Huntsman Cancer Institute at the University of Utah
For Immediate Release
May 3, 2011
Huntsman Cancer Institute
Ten Minutes Can Save Your Life
Huntsman Cancer Institute Offers Free Head and Neck Cancer Screening May 14
Salt Lake City, May 3, 2011— Just because you can't feel it, doesn't mean it isn't there. That's the message that physicians at Huntsman Cancer Institute want people to understand about the dangers of head and neck cancers, and why a free head and neck cancer screening clinic will be held there on Saturday, May 14, from 8 a.m. to noon.
According to the American Cancer Society, head and neck cancers represent the sixth most common form of cancer in the U.S., with more than 50,000 cases diagnosed annually. Last year, Academy Award-winning actor and producer Michael Douglas made the news when he was diagnosed with advanced throat cancer. While he has since announced "a complete response" to treatment, 12,000 others died from some form of the disease last year.
"When oral, head and neck cancers are diagnosed early, these potentially deadly diseases can be more easily treated with a higher chance of survival," said Brandon Bentz, M.D., associate professor in the Department of Surgery, Division of Otolaryngology at the University of Utah School of Medicine and a surgical oncologist at Huntsman Cancer Institute. "People may not recognize the symptoms of these cancers, which is why everyone needs to be screened."
The signs and symptoms of oral cancer may go unnoticed. However, there are signs associated with these cancers that require immediate medical attention, including:
- Red or white patches in the mouth that last more than two weeks
- Change in voice or hoarseness that lasts more than two weeks
- Sore throat that does not subside
- Pain or swelling in the mouth or neck that does not subside
- Lump in the neck
- Ear pain
- Difficulty speaking or swallowing
- Difficulty breathing
Because 85 percent of head and neck cancers are related to tobacco use, the most effective prevention strategy continues to be the discontinuation of smoking or the use of chewing tobacco.
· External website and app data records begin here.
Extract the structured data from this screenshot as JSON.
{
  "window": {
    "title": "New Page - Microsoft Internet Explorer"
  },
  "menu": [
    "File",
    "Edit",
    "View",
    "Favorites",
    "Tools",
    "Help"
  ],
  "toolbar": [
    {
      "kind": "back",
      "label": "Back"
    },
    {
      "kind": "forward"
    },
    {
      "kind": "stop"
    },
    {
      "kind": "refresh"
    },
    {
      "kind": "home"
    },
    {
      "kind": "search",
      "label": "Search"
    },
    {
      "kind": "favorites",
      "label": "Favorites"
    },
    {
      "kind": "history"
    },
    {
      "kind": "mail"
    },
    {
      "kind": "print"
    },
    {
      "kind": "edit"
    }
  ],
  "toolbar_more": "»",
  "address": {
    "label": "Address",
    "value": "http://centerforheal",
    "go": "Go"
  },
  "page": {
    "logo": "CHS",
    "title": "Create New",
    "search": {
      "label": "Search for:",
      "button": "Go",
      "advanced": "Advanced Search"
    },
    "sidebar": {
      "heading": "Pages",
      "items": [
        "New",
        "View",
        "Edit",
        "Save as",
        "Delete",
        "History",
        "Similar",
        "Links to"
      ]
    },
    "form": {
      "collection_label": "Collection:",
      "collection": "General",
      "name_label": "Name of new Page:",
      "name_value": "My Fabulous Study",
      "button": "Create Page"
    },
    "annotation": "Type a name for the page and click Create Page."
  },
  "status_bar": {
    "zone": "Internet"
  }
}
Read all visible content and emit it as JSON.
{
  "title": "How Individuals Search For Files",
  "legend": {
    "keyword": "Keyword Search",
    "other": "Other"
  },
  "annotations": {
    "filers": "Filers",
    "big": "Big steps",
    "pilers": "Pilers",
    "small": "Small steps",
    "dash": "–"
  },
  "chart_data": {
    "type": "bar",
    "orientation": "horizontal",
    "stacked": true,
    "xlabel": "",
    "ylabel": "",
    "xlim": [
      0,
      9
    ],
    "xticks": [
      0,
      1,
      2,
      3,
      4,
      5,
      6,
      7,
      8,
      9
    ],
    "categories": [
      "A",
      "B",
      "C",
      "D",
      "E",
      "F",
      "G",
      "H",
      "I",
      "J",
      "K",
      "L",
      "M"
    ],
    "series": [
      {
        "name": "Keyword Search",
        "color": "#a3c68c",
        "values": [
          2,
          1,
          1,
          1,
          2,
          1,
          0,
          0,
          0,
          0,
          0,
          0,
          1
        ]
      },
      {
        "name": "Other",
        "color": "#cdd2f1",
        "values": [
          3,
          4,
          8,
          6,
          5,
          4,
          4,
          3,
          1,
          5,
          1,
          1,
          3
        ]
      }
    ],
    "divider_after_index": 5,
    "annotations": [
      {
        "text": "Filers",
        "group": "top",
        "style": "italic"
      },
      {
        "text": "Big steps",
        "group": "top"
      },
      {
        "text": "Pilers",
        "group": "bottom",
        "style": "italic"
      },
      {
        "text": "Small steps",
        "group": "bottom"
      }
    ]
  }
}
Excessive alcohol consumption can compound these risks of developing this type of cancer. Even more alarming, this disease is also on the upswing in young adults, being linked to the rise of human papillomavirus (HPV), a cancer-causing virus that can be transmitted through oral sex.
The screening is quick, painless, and free. For more information, or to make an appointment for the free screening clinic, call the Huntsman Cancer Learning Center at 1-888-424-2100.
The mission of Huntsman Cancer Institute (HCI) at The University of Utah is to understand cancer from its beginnings, to use that knowledge in the creation and improvement of cancer treatments, to relieve the suffering of cancer patients, and to provide education about cancer risk, prevention, and care. HCI is a National Cancer Institute-Designated Cancer Center, which means that it meets the highest national standards for cancer care and research and receives support for its scientific endeavors. HCI is also a member of the National Comprehensive Cancer Network (NCCN) a not-for-profit alliance of the world's leading cancer centers, which is dedicated to improving the quality and effectiveness of care provided to patients with cancer. For more information about HCI, please visit www.huntsmancancer.org.